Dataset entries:

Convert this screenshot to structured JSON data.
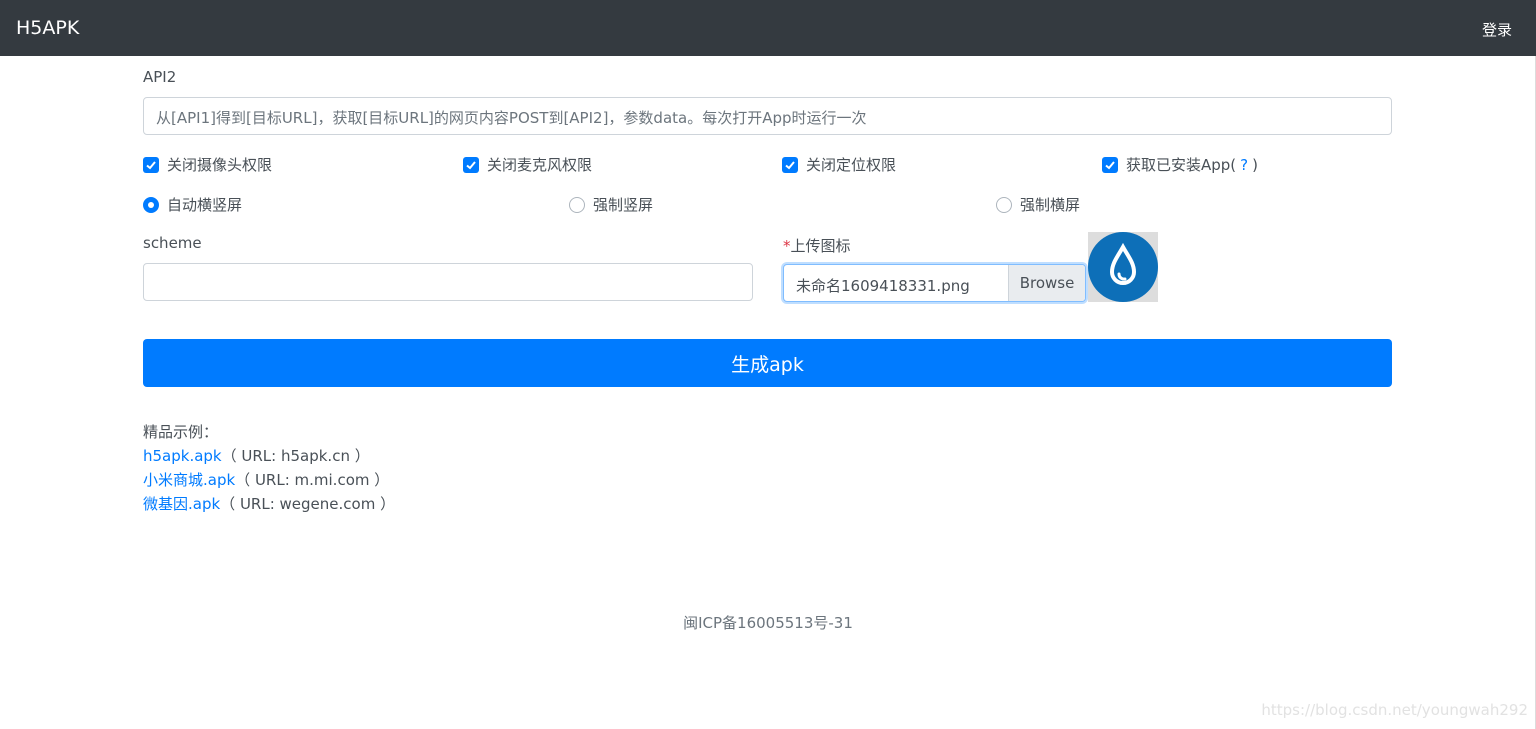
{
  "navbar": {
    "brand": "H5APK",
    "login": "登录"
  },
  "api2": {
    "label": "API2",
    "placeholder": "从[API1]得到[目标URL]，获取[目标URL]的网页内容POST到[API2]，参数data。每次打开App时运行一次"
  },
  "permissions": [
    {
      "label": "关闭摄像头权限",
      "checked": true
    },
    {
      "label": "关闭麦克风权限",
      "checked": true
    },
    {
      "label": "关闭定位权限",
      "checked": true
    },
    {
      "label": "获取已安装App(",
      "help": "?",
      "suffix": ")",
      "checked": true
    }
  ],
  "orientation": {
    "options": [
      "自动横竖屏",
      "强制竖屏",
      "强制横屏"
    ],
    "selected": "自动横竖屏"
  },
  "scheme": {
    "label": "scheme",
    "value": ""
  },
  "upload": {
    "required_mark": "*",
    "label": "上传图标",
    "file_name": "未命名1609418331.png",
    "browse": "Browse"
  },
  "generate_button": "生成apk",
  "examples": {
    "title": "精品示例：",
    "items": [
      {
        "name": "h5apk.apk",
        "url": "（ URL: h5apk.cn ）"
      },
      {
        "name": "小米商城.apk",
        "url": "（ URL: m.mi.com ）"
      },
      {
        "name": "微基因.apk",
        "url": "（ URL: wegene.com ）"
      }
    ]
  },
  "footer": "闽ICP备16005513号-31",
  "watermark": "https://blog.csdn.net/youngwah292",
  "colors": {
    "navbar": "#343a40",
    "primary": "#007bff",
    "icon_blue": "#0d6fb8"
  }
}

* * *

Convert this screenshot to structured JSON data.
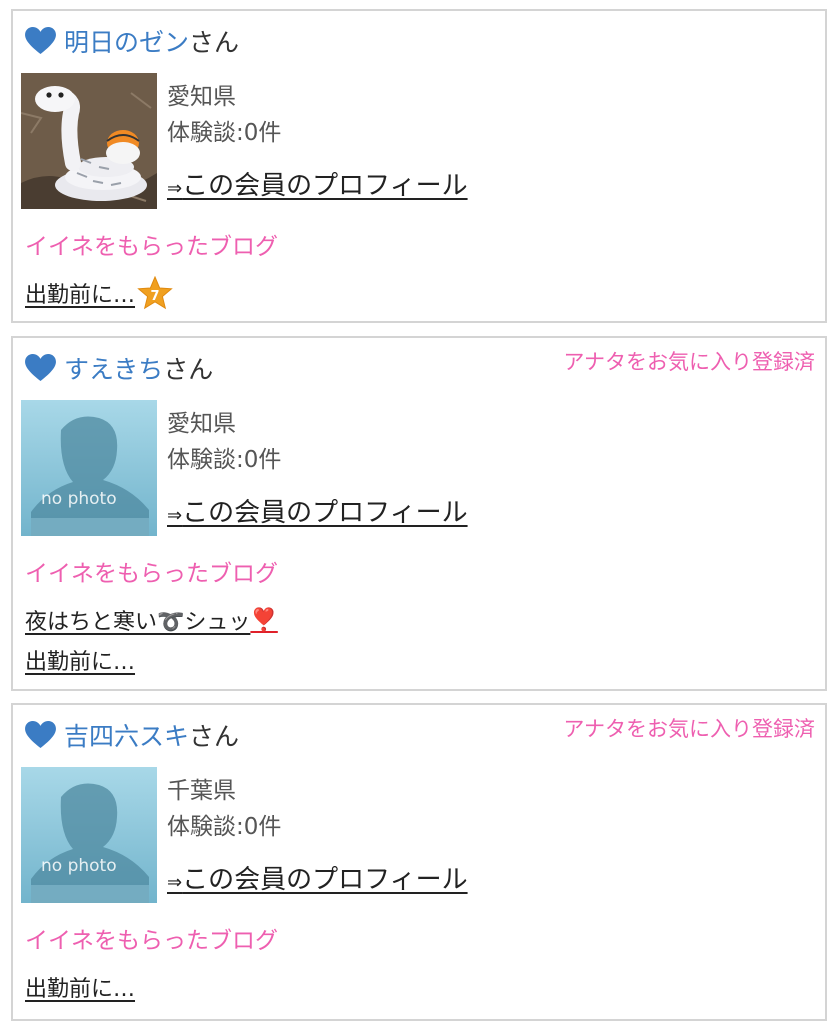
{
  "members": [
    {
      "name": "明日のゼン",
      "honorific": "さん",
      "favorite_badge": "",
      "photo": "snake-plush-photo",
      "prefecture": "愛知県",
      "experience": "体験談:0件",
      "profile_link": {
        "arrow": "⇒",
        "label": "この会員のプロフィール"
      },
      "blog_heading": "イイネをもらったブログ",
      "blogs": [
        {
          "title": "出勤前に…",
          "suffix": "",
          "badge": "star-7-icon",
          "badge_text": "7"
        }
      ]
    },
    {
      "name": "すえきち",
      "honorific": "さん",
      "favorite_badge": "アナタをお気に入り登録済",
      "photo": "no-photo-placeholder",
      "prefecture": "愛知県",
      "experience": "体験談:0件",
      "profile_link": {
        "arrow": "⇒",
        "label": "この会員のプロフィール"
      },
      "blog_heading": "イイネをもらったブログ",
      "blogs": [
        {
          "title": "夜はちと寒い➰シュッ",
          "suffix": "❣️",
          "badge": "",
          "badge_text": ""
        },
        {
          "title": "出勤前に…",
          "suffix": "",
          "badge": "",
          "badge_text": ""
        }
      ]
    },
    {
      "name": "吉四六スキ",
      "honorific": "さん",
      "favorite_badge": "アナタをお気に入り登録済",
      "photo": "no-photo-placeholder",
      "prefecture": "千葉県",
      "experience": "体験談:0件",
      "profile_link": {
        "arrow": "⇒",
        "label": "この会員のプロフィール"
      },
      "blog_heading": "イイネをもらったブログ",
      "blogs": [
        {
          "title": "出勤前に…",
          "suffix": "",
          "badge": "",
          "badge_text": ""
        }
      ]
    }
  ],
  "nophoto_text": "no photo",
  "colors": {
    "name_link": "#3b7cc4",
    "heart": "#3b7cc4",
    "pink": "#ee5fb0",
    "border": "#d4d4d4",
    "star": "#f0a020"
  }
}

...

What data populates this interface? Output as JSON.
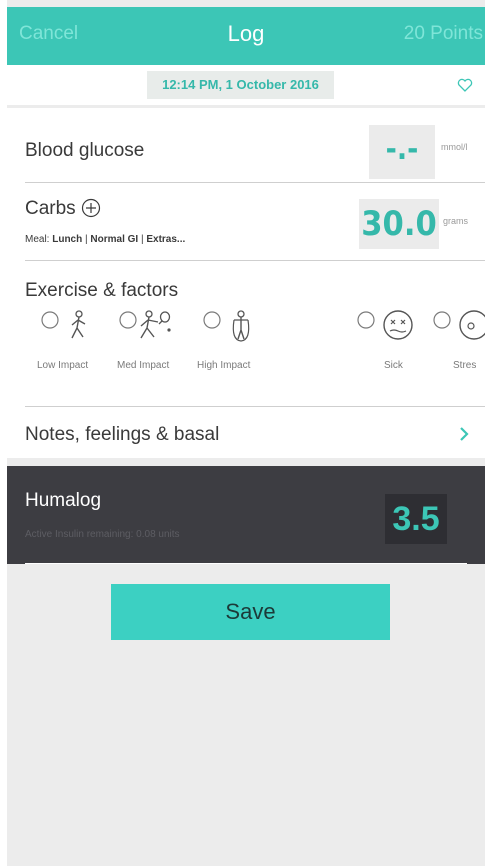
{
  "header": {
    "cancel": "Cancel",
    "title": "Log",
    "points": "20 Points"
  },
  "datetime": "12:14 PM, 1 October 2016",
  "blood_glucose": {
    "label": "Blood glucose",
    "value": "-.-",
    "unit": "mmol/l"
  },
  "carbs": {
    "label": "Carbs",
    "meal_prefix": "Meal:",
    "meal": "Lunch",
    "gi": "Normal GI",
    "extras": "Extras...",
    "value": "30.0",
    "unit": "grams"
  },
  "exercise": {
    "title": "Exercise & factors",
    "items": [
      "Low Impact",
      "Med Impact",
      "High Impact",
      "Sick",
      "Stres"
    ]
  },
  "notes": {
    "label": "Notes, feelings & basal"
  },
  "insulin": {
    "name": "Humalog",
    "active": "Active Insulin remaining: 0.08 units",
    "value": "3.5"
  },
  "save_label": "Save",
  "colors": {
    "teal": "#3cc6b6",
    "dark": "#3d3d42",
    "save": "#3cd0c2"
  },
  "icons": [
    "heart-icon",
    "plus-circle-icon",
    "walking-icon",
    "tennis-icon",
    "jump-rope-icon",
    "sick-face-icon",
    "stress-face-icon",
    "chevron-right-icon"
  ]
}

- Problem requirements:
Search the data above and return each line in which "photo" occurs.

- Exercise solution:
      "photo": "snake-plush-photo",
      "photo": "no-photo-placeholder",
      "photo": "no-photo-placeholder",
  "nophoto_text": "no photo",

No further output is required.